“Oh, Deighton,” Sanford writes, “I am undone!” He tells Charles about Eliza’s death and expresses his deep love for her and regret that she is now gone. Sanford’s wife and house are gone now, as well; Nancy has finally divorced him, and he signed over his house to appease his creditors. “In short I am barred from every kind of happiness,” Sanford tells Charles and bids him a final farewell. “Let it warn you, my friend, to shun the dangerous paths which I have trodden.”
Sanford implies that Charles is a rake, as well, and he implores him to stop.
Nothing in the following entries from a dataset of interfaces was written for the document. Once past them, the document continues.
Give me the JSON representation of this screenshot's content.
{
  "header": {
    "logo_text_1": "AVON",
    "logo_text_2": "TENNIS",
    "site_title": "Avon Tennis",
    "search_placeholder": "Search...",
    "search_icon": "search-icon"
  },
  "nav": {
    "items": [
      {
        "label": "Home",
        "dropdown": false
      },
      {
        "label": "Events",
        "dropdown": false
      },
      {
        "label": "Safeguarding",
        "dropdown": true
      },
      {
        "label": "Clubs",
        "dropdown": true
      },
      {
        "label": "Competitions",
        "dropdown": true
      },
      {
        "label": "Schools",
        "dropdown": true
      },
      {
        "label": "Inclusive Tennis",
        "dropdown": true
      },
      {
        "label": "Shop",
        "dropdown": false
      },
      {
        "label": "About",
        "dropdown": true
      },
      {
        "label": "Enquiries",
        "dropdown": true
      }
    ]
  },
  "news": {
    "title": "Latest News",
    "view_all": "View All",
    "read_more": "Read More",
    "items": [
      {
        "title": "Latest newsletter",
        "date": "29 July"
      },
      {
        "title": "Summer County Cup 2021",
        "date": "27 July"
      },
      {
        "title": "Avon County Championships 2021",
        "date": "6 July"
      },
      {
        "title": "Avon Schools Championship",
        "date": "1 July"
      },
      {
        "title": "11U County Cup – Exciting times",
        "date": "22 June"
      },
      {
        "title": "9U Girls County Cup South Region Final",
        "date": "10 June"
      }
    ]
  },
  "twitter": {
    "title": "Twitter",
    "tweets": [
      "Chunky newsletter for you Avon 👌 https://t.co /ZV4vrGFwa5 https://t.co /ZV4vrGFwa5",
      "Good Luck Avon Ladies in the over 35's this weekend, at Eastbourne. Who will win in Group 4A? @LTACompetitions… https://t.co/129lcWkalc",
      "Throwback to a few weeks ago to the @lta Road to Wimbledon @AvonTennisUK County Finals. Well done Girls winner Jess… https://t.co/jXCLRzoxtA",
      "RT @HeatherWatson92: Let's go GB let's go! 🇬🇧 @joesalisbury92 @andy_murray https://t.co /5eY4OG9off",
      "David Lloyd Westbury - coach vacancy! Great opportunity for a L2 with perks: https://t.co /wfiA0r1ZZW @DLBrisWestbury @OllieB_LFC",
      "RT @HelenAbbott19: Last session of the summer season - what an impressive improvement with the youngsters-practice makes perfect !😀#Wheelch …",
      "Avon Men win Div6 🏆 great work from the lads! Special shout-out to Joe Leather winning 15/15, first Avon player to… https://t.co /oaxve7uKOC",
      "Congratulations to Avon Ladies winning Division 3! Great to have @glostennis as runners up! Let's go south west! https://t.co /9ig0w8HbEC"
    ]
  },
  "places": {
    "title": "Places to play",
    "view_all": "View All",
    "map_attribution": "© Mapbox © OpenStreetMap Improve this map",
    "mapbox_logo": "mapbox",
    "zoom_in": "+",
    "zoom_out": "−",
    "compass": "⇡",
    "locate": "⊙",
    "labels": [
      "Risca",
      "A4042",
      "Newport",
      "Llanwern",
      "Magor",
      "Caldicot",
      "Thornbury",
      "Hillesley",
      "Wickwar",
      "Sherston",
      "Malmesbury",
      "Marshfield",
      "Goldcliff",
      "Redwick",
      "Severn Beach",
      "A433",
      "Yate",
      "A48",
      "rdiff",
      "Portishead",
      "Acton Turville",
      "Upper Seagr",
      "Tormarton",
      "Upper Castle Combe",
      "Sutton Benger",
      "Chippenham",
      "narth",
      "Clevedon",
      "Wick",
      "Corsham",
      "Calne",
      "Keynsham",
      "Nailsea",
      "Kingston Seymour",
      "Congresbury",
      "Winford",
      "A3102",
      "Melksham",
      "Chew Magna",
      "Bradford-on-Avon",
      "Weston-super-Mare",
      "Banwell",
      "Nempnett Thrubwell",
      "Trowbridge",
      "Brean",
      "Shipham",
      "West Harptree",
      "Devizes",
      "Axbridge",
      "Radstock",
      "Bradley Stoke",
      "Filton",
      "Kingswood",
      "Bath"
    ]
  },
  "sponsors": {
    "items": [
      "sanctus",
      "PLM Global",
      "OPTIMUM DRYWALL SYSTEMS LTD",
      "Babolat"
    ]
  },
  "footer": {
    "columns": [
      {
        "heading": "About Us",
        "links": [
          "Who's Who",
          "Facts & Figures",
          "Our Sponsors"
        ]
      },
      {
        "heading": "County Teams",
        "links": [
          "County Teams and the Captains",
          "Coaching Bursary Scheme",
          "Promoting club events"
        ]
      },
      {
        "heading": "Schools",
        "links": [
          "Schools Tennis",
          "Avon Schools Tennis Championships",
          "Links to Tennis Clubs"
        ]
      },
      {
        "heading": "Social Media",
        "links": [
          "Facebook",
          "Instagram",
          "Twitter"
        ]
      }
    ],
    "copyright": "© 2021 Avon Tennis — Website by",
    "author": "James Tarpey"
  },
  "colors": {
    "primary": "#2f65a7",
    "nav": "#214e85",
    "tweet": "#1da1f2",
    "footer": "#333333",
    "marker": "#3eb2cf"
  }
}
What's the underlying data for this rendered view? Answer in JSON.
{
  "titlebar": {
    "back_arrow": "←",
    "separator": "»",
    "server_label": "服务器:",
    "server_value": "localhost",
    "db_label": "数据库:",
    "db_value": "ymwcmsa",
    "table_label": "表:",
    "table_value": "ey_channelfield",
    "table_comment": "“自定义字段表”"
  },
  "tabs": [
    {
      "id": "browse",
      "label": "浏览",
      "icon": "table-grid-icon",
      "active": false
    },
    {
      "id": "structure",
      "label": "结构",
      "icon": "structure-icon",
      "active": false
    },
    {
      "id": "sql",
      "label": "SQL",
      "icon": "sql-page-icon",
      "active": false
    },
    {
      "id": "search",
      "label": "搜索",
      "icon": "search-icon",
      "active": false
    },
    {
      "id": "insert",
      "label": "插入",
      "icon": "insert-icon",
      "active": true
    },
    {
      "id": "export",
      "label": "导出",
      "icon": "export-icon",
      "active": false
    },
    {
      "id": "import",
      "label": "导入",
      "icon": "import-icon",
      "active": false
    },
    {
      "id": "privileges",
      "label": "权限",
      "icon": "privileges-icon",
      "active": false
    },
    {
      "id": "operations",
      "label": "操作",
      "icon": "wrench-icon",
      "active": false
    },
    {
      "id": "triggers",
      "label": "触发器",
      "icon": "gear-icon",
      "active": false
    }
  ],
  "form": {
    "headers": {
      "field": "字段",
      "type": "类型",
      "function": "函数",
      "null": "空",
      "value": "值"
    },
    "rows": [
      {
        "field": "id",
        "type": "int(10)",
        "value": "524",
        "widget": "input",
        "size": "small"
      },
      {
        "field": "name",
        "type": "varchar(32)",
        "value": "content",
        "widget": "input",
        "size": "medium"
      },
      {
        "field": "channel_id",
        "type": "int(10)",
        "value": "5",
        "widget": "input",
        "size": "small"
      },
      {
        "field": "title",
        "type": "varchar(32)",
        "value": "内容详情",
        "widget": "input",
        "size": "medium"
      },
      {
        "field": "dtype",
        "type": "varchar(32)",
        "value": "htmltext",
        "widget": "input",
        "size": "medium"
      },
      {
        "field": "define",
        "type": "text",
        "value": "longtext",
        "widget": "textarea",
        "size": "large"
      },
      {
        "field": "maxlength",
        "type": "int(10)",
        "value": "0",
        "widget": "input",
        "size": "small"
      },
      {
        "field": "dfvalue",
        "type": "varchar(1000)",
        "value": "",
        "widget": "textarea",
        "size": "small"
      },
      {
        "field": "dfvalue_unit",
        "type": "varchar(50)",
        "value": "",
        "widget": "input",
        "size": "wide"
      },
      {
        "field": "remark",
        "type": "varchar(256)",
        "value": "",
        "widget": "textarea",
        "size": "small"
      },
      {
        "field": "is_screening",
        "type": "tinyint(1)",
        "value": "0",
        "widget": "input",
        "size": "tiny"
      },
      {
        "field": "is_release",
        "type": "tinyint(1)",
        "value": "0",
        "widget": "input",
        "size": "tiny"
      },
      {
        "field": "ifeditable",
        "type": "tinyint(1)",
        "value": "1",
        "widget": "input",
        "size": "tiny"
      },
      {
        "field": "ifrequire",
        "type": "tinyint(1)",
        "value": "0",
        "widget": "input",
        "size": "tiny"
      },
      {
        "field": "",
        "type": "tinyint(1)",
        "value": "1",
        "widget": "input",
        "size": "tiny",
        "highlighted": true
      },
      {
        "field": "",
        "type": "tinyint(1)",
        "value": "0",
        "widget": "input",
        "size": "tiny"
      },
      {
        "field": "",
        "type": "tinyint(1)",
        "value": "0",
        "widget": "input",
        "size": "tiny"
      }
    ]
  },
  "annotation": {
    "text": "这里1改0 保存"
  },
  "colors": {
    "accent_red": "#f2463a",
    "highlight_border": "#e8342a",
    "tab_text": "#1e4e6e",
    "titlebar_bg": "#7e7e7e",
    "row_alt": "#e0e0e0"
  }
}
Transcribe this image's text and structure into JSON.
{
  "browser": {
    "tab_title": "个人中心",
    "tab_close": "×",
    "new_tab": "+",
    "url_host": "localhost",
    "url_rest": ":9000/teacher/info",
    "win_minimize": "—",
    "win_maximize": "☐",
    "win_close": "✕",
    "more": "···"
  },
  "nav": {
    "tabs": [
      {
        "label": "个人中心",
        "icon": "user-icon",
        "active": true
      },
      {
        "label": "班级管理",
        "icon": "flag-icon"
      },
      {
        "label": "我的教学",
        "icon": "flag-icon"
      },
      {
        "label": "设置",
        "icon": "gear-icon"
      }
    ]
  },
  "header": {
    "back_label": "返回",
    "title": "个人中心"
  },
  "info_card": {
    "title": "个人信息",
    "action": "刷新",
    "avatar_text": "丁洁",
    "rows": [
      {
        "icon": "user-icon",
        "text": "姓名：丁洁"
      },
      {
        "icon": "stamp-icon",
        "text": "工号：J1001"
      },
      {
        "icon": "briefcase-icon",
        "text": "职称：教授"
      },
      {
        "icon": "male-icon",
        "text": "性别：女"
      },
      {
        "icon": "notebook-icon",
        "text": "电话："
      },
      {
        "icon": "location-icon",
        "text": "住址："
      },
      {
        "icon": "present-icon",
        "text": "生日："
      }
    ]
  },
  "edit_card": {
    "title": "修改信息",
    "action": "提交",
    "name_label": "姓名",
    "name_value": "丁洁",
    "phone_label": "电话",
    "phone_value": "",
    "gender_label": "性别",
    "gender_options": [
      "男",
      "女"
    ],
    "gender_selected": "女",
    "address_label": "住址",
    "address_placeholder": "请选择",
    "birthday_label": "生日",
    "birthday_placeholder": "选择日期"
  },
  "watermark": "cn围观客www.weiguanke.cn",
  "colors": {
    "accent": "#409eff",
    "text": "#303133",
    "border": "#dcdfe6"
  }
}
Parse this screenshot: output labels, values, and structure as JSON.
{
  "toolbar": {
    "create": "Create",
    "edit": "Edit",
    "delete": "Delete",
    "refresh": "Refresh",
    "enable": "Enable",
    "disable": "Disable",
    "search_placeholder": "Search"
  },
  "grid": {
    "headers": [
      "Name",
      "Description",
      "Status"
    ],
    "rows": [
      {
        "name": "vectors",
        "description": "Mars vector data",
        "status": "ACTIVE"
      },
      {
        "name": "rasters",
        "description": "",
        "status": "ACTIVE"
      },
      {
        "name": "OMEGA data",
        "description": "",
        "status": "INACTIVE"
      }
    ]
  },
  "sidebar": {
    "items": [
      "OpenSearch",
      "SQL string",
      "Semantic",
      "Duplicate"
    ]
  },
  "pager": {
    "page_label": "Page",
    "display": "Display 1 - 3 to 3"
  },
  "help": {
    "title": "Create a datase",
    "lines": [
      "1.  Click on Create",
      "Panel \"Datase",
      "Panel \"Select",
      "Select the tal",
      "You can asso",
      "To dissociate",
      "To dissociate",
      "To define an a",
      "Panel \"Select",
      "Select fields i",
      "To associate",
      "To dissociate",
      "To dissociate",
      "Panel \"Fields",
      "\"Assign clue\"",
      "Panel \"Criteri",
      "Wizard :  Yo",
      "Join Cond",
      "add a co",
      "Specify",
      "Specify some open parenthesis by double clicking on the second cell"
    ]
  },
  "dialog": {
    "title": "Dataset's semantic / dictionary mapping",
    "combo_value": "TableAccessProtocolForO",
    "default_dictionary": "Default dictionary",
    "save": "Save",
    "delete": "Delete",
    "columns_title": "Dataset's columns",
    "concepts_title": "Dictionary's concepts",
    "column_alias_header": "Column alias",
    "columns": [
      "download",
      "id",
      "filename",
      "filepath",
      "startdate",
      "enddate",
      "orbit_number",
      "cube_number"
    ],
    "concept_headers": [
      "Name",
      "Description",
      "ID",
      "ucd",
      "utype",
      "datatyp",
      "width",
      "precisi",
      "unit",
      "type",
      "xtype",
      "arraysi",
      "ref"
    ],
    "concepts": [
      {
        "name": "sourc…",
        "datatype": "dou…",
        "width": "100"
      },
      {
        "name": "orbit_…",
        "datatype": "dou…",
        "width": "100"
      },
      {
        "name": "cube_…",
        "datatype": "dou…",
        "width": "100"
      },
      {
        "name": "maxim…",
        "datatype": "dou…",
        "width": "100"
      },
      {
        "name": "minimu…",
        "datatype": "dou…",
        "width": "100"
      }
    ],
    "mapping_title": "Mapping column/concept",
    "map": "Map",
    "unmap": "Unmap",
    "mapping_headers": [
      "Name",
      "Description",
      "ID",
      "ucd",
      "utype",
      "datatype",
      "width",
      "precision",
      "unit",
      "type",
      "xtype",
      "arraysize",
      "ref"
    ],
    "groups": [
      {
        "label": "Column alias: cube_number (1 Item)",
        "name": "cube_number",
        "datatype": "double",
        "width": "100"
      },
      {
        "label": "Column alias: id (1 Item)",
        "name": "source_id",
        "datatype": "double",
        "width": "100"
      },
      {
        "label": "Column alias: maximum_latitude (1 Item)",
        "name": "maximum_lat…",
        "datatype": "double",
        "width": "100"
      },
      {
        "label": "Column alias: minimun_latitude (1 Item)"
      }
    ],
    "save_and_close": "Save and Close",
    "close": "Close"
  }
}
Sanford is ruined, and his fate also serves as a cautionary tale for men who play fast and loose with their own virtue, a criticism unheard of in the eighteenth century, especially coming from a female author. Foster’s novel was not published under her name until after her death, and this is perhaps one of the reasons why. Like Eliza, Foster too appears to resist the patriarchy.